Everyone eventually develops their own budgeting habits. This guide is meant to start you off with the basics.
The first step is recording and categorizing our monthly expenses. We need to know where our money is going each month. At the time of publishing, I am not sponsored by any of the services below.
If you are mainly a credit card user, I would recommend Mint. Mint’s interface isn’t amazing and there are a ton of ads, but it gets the job done.
If you mainly use cash or have concerns about budgeting apps selling your data, then I would recommend Excel with any app that doesn’t require a login. Personally, I collect receipts and record expenses in Monefy.
Below is an example of my monthly expenses:
Yes, I do enjoy eating out and I do not pay rent or have student debt due to the unique circumstances of living at home and a full scholarship. I am not a good representation for an average budget of a young professional.
Here is a budget of an average young professional living with 2 roommates in the outer boroughs of New York City:
Don’t worry if your expenses don’t look anything like mine or the average young professional. Remember, everyone’s life is different. Here are the excel sheets for creating your own pie charts. You are free to download them and use them for yourself.
Now that we have our monthly expenses, we can go ahead and see how much income we bring in each month. We can take all our paychecks for the month and add them up to see the total income. In this example, we will be using a $50,000 yearly salary in New York City. According to the Smartasset calculator, the monthly income after taxes will be: $3,094. The total expenses for the average young professional is New York City is $2,040.
$3,094 - $2,040 = $1,054
A simple equation: monthly income minus monthly expenses will tell us how much we can save each month. Once we have figured out these three key numbers, we can start building a three to six month emergency fund.
After our emergency fund, we can focus on investing for the minimum match in your company’s 401(k) and maxing out your IRA every year. We crunched some math in our Simple Guide to Retirement for Young Professionals for 401(k) and IRA. Here is a sneak preview below:
For a 5% match in the 401(k) on a $50,000 salary, we would need to contribute $208.33/monthly. Then to max out our yearly IRA, we would need to contribute $458.33/monthly. $1,054 is more than enough to save $666.66/monthly. In 43 years, we can potentially retire with:
Read more about the steps and calculations here. Now that we understand the impact of budgeting and saving our money for retirement, let’s get back to budgeting.
The three rules to a healthy budget:
1) Do not spend more than you have
2) Always leave leeway in your budget
3) Diligence is key, keep your budget under control
The first rule is obvious.

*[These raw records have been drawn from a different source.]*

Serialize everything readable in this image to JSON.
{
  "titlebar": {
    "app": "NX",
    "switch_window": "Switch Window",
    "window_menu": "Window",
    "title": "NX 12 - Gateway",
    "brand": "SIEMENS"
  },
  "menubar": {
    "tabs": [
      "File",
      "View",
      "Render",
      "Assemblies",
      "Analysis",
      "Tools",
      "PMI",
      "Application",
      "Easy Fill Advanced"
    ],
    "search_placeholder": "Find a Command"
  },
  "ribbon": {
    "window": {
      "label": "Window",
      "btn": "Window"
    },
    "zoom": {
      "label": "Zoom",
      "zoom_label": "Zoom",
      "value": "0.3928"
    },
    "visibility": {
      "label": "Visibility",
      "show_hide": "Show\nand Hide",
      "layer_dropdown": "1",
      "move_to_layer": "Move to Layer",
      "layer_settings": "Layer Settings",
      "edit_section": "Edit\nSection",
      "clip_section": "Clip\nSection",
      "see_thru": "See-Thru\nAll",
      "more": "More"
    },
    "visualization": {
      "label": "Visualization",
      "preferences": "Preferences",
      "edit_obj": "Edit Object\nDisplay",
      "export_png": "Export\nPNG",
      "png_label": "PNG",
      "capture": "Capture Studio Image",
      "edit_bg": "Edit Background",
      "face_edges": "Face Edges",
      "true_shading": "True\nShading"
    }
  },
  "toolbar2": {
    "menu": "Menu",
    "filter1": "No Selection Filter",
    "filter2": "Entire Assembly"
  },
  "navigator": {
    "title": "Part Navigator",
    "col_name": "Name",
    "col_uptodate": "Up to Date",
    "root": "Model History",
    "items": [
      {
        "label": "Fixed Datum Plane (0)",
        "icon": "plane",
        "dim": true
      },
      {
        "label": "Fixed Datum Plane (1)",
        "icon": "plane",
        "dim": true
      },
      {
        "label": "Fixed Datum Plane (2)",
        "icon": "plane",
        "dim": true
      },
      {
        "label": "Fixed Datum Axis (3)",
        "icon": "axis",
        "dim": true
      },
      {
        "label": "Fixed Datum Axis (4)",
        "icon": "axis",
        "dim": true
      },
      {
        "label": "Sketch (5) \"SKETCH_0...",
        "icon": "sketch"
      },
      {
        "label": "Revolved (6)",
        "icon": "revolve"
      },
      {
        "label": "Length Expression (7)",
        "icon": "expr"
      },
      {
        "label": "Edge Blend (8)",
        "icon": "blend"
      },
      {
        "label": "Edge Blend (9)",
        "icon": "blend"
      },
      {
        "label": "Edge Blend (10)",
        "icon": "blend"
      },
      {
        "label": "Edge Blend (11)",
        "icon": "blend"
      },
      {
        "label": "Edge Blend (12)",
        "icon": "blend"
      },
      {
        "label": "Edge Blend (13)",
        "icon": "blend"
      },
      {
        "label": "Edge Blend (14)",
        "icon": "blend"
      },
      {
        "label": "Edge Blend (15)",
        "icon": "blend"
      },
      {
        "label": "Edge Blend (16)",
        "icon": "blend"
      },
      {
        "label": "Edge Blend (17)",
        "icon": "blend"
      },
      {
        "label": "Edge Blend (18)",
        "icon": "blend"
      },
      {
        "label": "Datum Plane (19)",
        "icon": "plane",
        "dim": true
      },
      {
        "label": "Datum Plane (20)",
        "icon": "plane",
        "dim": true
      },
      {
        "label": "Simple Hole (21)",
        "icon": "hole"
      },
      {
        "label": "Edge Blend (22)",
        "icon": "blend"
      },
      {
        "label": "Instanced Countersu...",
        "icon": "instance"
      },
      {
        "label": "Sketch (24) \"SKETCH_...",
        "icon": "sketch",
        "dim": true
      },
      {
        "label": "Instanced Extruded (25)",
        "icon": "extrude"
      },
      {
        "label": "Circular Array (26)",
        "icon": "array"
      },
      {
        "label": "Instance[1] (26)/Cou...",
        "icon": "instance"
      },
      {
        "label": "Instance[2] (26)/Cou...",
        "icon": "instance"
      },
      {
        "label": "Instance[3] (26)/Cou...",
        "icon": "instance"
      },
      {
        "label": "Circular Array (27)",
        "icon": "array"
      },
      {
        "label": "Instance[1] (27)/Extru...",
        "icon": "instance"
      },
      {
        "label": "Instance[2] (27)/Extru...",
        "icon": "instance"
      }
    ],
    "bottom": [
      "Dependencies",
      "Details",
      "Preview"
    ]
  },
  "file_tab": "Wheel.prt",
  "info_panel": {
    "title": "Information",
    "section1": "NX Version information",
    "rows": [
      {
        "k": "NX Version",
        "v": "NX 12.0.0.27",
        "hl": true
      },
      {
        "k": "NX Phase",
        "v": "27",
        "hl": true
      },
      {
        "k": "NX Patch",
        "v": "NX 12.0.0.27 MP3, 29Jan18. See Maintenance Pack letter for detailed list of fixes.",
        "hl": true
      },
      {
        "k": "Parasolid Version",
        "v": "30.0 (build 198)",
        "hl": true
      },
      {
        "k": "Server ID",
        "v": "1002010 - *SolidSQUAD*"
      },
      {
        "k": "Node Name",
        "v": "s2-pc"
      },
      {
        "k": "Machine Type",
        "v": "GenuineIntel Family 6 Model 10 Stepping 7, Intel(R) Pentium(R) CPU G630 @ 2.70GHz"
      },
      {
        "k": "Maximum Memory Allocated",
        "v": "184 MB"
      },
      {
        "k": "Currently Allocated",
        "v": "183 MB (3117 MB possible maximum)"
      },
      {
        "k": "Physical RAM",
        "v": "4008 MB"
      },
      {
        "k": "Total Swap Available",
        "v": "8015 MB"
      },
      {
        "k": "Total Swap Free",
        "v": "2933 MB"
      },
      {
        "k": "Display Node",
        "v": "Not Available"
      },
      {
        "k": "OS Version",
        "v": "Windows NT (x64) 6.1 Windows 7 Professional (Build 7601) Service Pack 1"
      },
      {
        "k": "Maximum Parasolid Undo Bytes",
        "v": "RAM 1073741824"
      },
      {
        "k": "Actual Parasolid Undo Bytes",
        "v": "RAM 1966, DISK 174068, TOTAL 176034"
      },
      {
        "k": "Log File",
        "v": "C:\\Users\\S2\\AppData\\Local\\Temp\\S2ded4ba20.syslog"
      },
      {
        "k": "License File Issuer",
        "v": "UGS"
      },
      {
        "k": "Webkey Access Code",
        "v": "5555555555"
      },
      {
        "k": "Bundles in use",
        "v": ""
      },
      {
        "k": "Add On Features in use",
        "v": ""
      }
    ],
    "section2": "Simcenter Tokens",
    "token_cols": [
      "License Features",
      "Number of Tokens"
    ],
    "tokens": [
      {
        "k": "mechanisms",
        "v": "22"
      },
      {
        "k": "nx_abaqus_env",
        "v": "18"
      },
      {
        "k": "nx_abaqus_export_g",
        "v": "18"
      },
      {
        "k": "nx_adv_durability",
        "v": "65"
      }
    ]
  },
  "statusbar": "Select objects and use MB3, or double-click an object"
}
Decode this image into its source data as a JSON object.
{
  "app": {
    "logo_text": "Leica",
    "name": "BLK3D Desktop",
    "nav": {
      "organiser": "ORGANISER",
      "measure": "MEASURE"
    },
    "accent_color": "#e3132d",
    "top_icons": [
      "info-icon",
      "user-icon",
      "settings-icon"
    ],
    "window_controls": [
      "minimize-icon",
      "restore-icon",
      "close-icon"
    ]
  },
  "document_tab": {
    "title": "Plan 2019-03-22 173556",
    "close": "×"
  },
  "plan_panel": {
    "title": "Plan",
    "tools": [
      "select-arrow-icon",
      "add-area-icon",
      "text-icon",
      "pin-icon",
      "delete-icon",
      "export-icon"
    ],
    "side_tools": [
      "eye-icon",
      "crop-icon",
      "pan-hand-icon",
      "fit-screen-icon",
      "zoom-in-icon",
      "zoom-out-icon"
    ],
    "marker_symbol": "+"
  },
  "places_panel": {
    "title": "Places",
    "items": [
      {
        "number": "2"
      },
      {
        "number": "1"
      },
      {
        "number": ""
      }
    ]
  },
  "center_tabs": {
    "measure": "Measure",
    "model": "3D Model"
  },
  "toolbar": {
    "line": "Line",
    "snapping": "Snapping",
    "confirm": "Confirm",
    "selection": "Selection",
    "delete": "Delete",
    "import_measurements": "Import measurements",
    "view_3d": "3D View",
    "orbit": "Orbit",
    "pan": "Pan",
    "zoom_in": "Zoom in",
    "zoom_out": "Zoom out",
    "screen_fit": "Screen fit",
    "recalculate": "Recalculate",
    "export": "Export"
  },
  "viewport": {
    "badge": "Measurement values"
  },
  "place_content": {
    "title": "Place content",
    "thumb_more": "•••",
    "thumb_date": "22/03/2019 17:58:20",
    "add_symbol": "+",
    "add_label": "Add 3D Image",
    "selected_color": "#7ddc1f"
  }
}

If you spend more than you have then you are in debt. You don’t want to go deeper in debt every month as a working professional.
The second rule is what I call padding; we don’t always have the same expenses every month. Sometimes we spend more and sometimes we spend less. There should be a comfortable amount of breathing room between our expenses and income.
The third rule is the most important, we need to be aware of our budget every month and this takes time and work to put together, analyze, and take action. If we are spending too much then we may need to cut our expenses or find a higher paying job, whichever is more feasible. A budget should be reviewed every month.
We are ready to start saving for a better future!
Got a budgeting story worth sharing? I would love to hear it in the comments below. If you would like to request a specific topic you want to learn more about, please let me know in the comments section below or email me at firstname.lastname@example.org!
Cover Image Credit: Francesco Gallarotti
DISCLAIMER: This blog references an opinion and is for information purposes only. It is not intended to be investment advice. Seek a duly licensed professional for investment advice. This blog makes no representations as to accuracy, completeness, currentness, suitability, or validity of any information on this site and will not be liable for any errors, omissions, or delays in this information or any losses, injuries, or damages arising from its display or use. All information is provided on an as-is basis. Please do your own comprehensive research before investing in anything.